Problem details —
Determine how many lines in the material hold the string "true", then reply with that number only.

**** Extracted material ****

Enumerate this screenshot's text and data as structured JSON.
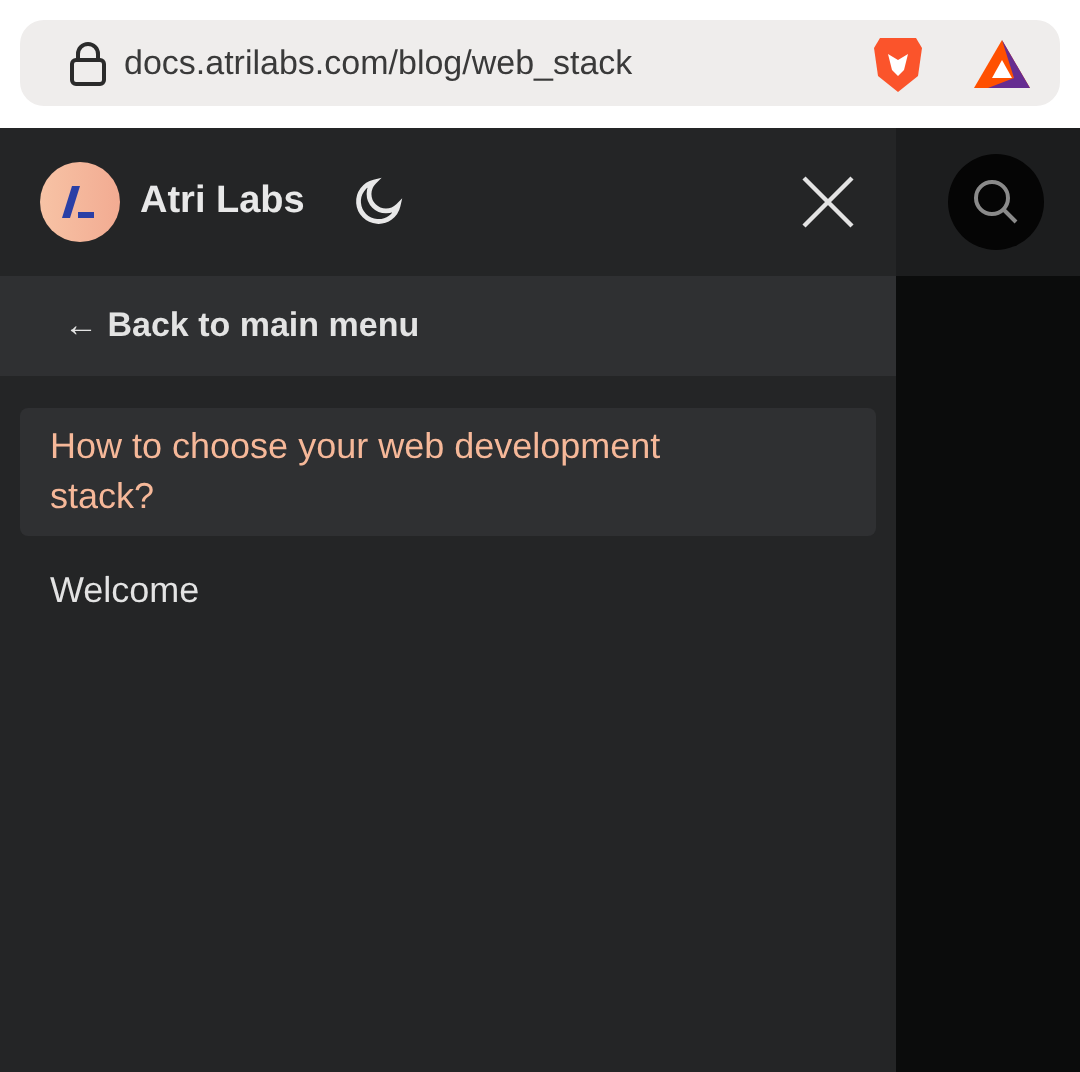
{
  "address_bar": {
    "url": "docs.atrilabs.com/blog/web_stack"
  },
  "sidebar": {
    "brand": "Atri Labs",
    "back_link": "← Back to main menu",
    "items": [
      {
        "label": "How to choose your web development stack?",
        "selected": true
      },
      {
        "label": "Welcome",
        "selected": false
      }
    ]
  }
}
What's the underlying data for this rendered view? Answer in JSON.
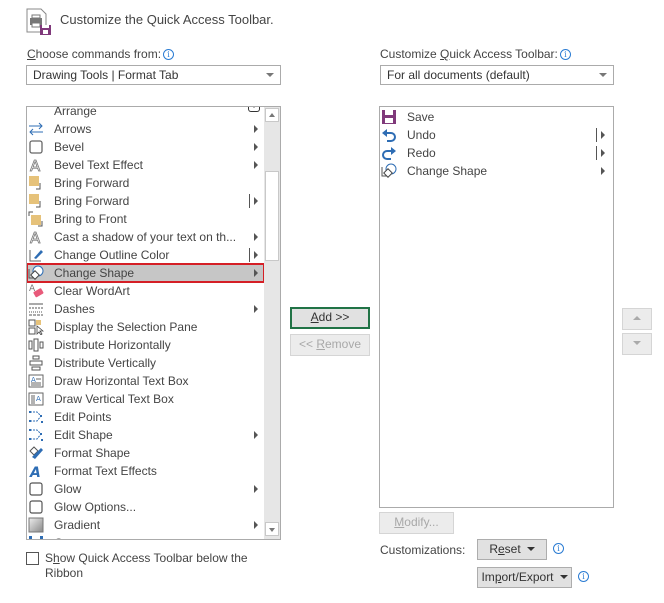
{
  "header": {
    "title": "Customize the Quick Access Toolbar.",
    "icon": "customize-qat-icon"
  },
  "left": {
    "label": "Choose commands from:",
    "label_accesskey": "C",
    "info_icon": "info-icon",
    "dropdown_value": "Drawing Tools | Format Tab",
    "commands": [
      {
        "label": "Arrange",
        "icon": "arrange-icon",
        "submenu": "dropdown-glyph"
      },
      {
        "label": "Arrows",
        "icon": "arrows-icon",
        "submenu": "arrow"
      },
      {
        "label": "Bevel",
        "icon": "bevel-icon",
        "submenu": "arrow"
      },
      {
        "label": "Bevel Text Effect",
        "icon": "bevel-text-icon",
        "submenu": "arrow"
      },
      {
        "label": "Bring Forward",
        "icon": "bring-forward-icon",
        "submenu": ""
      },
      {
        "label": "Bring Forward",
        "icon": "bring-forward-icon",
        "submenu": "split"
      },
      {
        "label": "Bring to Front",
        "icon": "bring-to-front-icon",
        "submenu": ""
      },
      {
        "label": "Cast a shadow of your text on th...",
        "icon": "text-shadow-icon",
        "submenu": "arrow"
      },
      {
        "label": "Change Outline Color",
        "icon": "outline-color-icon",
        "submenu": "split"
      },
      {
        "label": "Change Shape",
        "icon": "change-shape-icon",
        "submenu": "arrow",
        "selected": true
      },
      {
        "label": "Clear WordArt",
        "icon": "eraser-icon",
        "submenu": ""
      },
      {
        "label": "Dashes",
        "icon": "dashes-icon",
        "submenu": "arrow"
      },
      {
        "label": "Display the Selection Pane",
        "icon": "selection-pane-icon",
        "submenu": ""
      },
      {
        "label": "Distribute Horizontally",
        "icon": "distribute-horizontal-icon",
        "submenu": ""
      },
      {
        "label": "Distribute Vertically",
        "icon": "distribute-vertical-icon",
        "submenu": ""
      },
      {
        "label": "Draw Horizontal Text Box",
        "icon": "horizontal-text-box-icon",
        "submenu": ""
      },
      {
        "label": "Draw Vertical Text Box",
        "icon": "vertical-text-box-icon",
        "submenu": ""
      },
      {
        "label": "Edit Points",
        "icon": "edit-points-icon",
        "submenu": ""
      },
      {
        "label": "Edit Shape",
        "icon": "edit-shape-icon",
        "submenu": "arrow"
      },
      {
        "label": "Format Shape",
        "icon": "format-shape-icon",
        "submenu": ""
      },
      {
        "label": "Format Text Effects",
        "icon": "format-text-effects-icon",
        "submenu": ""
      },
      {
        "label": "Glow",
        "icon": "glow-icon",
        "submenu": "arrow"
      },
      {
        "label": "Glow Options...",
        "icon": "glow-options-icon",
        "submenu": ""
      },
      {
        "label": "Gradient",
        "icon": "gradient-icon",
        "submenu": "arrow"
      },
      {
        "label": "Gr...",
        "icon": "group-icon",
        "submenu": ""
      }
    ],
    "show_below_ribbon_label": "Show Quick Access Toolbar below the Ribbon",
    "show_below_ribbon_checked": false
  },
  "middle": {
    "add_label": "Add >>",
    "remove_label": "<< Remove"
  },
  "right": {
    "label": "Customize Quick Access Toolbar:",
    "dropdown_value": "For all documents (default)",
    "items": [
      {
        "label": "Save",
        "icon": "save-icon",
        "submenu": ""
      },
      {
        "label": "Undo",
        "icon": "undo-icon",
        "submenu": "split"
      },
      {
        "label": "Redo",
        "icon": "redo-icon",
        "submenu": "split"
      },
      {
        "label": "Change Shape",
        "icon": "change-shape-icon",
        "submenu": "arrow"
      }
    ],
    "modify_label": "Modify...",
    "customizations_label": "Customizations:",
    "reset_label": "Reset",
    "import_export_label": "Import/Export",
    "move_up_icon": "move-up-icon",
    "move_down_icon": "move-down-icon"
  },
  "colors": {
    "selection_outline": "#d51f26",
    "selection_bg": "#c6c6c6",
    "default_button_border": "#217346",
    "info_blue": "#2b7cd3",
    "save_purple": "#80397b",
    "undo_blue": "#2e6db4"
  }
}
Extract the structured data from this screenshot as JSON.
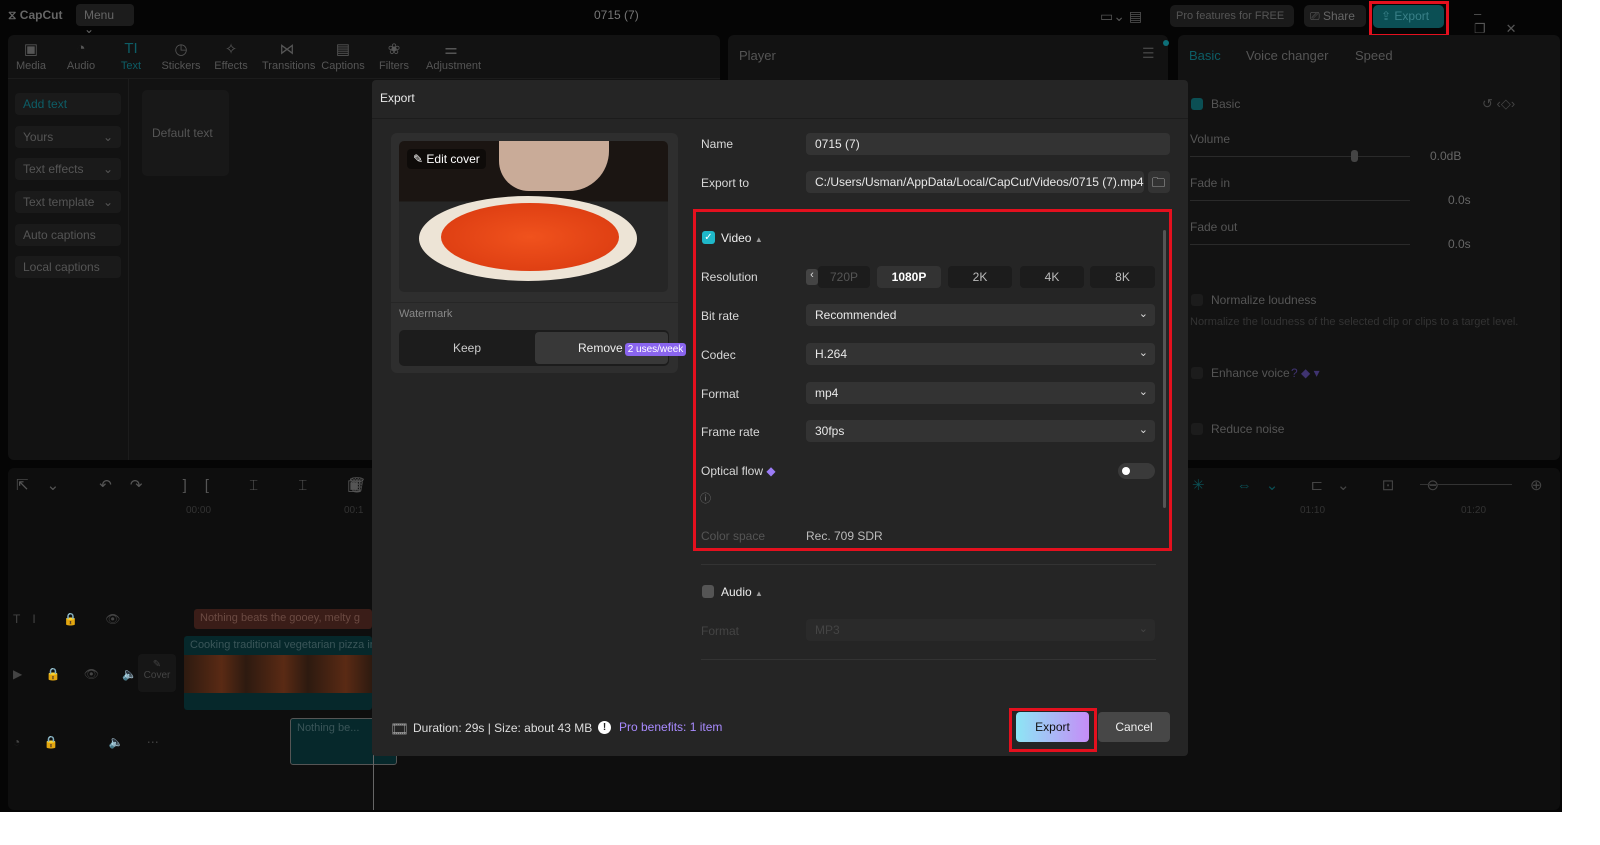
{
  "app": {
    "logo": "CapCut",
    "menu": "Menu",
    "project_title": "0715 (7)",
    "pro_features": "Pro features for FREE",
    "share": "Share",
    "export": "Export"
  },
  "toolbar": [
    {
      "icon": "media-icon",
      "label": "Media"
    },
    {
      "icon": "audio-icon",
      "label": "Audio"
    },
    {
      "icon": "text-icon",
      "label": "Text",
      "active": true
    },
    {
      "icon": "stickers-icon",
      "label": "Stickers"
    },
    {
      "icon": "effects-icon",
      "label": "Effects"
    },
    {
      "icon": "transitions-icon",
      "label": "Transitions"
    },
    {
      "icon": "captions-icon",
      "label": "Captions"
    },
    {
      "icon": "filters-icon",
      "label": "Filters"
    },
    {
      "icon": "adjustment-icon",
      "label": "Adjustment"
    }
  ],
  "sidebar": {
    "items": [
      {
        "label": "Add text"
      },
      {
        "label": "Yours"
      },
      {
        "label": "Text effects"
      },
      {
        "label": "Text template"
      },
      {
        "label": "Auto captions"
      },
      {
        "label": "Local captions"
      }
    ],
    "default_text": "Default text"
  },
  "player": {
    "title": "Player"
  },
  "right_panel": {
    "tabs": [
      "Basic",
      "Voice changer",
      "Speed"
    ],
    "section": "Basic",
    "volume_label": "Volume",
    "volume_value": "0.0dB",
    "fade_in_label": "Fade in",
    "fade_in_value": "0.0s",
    "fade_out_label": "Fade out",
    "fade_out_value": "0.0s",
    "normalize": "Normalize loudness",
    "normalize_desc": "Normalize the loudness of the selected clip or clips to a target level.",
    "enhance": "Enhance voice",
    "reduce": "Reduce noise"
  },
  "timeline": {
    "ticks": [
      "00:00",
      "00:1",
      "01:10",
      "01:20"
    ],
    "text_clip": "Nothing beats the gooey, melty g",
    "video_clip": "Cooking traditional vegetarian pizza in",
    "audio_clip": "Nothing be...",
    "cover": "Cover"
  },
  "dialog": {
    "title": "Export",
    "edit_cover": "Edit cover",
    "watermark_label": "Watermark",
    "keep": "Keep",
    "remove": "Remove",
    "remove_badge": "2 uses/week",
    "name_label": "Name",
    "name_value": "0715 (7)",
    "export_to_label": "Export to",
    "export_to_value": "C:/Users/Usman/AppData/Local/CapCut/Videos/0715 (7).mp4",
    "video_label": "Video",
    "video_checked": true,
    "resolution_label": "Resolution",
    "resolutions": [
      "720P",
      "1080P",
      "2K",
      "4K",
      "8K"
    ],
    "resolution_selected": "1080P",
    "bitrate_label": "Bit rate",
    "bitrate_value": "Recommended",
    "codec_label": "Codec",
    "codec_value": "H.264",
    "format_label": "Format",
    "format_value": "mp4",
    "framerate_label": "Frame rate",
    "framerate_value": "30fps",
    "optical_flow_label": "Optical flow",
    "optical_flow_on": false,
    "color_space_label": "Color space",
    "color_space_value": "Rec. 709 SDR",
    "audio_label": "Audio",
    "audio_checked": false,
    "audio_format_label": "Format",
    "audio_format_value": "MP3",
    "footer_info": "Duration: 29s | Size: about 43 MB",
    "pro_benefits": "Pro benefits: 1 item",
    "export_button": "Export",
    "cancel_button": "Cancel"
  },
  "colors": {
    "accent": "#1fb8c9",
    "highlight": "#e4101e",
    "pro": "#9b7cf6"
  }
}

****

Reply —
4